Aim of the exercise: When a line below contains the word "your", copy that line.

Data for review:
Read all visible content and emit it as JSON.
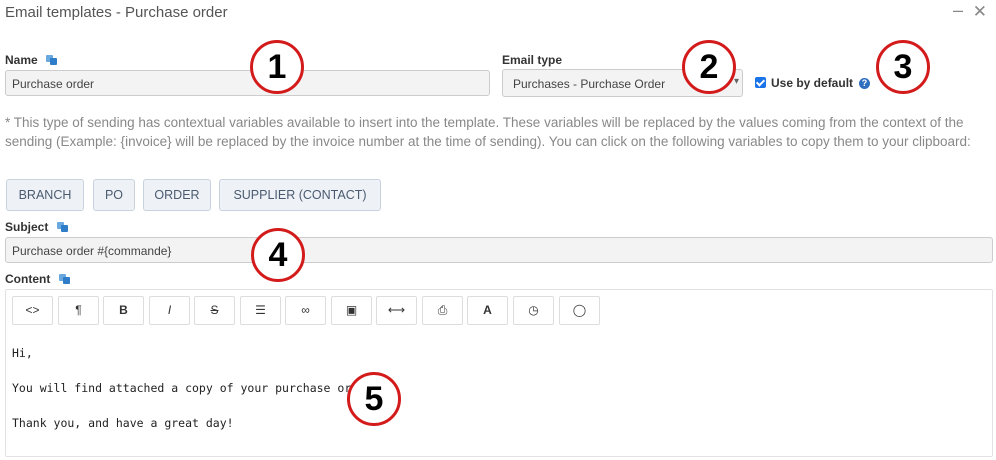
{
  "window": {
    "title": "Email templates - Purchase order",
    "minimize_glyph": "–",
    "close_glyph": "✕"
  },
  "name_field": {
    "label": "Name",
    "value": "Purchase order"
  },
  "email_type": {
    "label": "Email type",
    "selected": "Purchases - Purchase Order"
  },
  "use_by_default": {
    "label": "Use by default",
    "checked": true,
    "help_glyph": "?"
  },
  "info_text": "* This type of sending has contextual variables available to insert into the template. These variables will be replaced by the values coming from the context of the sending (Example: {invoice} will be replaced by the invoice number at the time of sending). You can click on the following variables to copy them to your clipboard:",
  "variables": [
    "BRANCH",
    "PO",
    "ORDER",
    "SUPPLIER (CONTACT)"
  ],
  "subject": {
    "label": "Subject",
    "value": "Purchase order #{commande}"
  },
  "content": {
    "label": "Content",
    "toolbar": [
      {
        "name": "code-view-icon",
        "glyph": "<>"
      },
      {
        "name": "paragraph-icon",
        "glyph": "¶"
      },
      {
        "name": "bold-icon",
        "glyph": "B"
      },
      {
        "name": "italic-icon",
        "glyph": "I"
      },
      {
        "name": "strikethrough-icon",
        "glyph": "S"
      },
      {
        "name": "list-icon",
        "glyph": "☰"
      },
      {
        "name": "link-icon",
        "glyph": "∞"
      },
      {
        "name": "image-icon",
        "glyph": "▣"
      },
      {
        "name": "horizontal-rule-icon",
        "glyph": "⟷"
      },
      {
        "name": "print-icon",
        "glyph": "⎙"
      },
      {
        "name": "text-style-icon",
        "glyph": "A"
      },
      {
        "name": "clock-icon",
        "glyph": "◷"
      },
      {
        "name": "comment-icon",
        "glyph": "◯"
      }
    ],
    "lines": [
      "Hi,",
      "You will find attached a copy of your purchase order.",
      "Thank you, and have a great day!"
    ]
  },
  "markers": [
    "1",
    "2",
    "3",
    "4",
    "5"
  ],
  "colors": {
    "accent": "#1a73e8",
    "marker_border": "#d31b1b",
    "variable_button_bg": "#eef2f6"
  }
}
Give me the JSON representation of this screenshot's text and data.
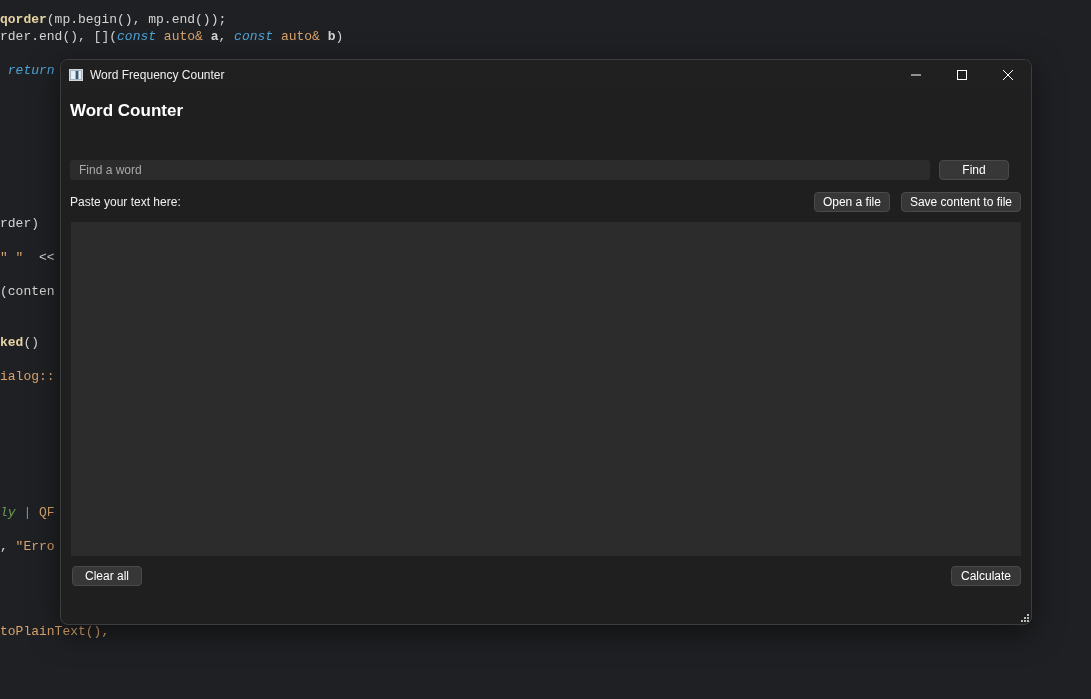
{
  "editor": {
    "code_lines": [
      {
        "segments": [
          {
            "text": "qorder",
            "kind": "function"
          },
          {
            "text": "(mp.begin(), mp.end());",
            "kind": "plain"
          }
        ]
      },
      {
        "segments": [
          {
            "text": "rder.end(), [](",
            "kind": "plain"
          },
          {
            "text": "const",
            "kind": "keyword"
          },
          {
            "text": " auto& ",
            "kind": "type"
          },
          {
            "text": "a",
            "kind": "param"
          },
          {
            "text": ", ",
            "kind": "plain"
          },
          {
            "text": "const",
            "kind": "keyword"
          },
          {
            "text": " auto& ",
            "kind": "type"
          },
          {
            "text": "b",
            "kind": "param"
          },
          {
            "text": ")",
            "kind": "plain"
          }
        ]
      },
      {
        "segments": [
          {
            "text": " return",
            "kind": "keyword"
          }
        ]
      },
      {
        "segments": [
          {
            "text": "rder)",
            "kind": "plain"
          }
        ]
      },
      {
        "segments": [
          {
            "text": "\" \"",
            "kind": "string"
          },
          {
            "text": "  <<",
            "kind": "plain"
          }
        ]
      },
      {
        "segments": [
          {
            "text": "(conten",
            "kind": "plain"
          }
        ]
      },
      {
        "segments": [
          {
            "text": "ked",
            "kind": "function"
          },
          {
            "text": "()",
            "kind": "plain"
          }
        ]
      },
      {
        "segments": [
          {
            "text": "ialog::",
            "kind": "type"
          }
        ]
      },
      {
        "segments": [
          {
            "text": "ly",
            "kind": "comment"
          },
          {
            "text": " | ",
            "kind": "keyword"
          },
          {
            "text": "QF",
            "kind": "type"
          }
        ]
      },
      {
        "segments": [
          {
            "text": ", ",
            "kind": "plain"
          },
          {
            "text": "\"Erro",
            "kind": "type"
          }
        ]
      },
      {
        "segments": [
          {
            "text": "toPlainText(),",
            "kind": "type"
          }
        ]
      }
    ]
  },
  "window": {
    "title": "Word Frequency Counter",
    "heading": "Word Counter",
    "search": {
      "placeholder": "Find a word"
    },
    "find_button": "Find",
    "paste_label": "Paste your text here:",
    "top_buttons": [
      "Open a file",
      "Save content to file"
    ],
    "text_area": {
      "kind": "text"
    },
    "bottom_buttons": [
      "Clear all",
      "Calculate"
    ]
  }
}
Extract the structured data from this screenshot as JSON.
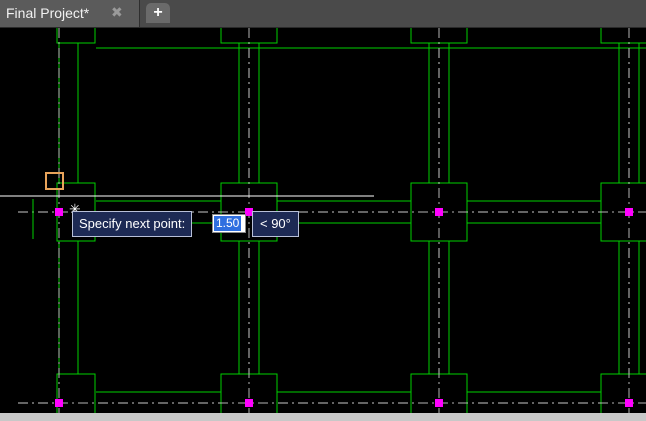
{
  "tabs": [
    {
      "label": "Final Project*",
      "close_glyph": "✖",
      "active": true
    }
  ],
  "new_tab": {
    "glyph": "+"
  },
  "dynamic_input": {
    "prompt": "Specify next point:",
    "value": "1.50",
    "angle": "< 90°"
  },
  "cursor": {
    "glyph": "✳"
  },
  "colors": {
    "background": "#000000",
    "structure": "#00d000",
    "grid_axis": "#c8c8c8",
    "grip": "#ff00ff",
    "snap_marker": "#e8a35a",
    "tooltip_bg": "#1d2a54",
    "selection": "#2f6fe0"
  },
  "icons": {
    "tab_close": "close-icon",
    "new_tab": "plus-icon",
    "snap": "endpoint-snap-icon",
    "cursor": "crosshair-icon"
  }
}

Solution for this exercise:
  "info_text": "* This type of sending has contextual variables available to insert into the template. These variables will be replaced by the values coming from the context of the sending (Example: {invoice} will be replaced by the invoice number at the time of sending). You can click on the following variables to copy them to your clipboard:",
      "You will find attached a copy of your purchase order.",
    "paste_label": "Paste your text here:",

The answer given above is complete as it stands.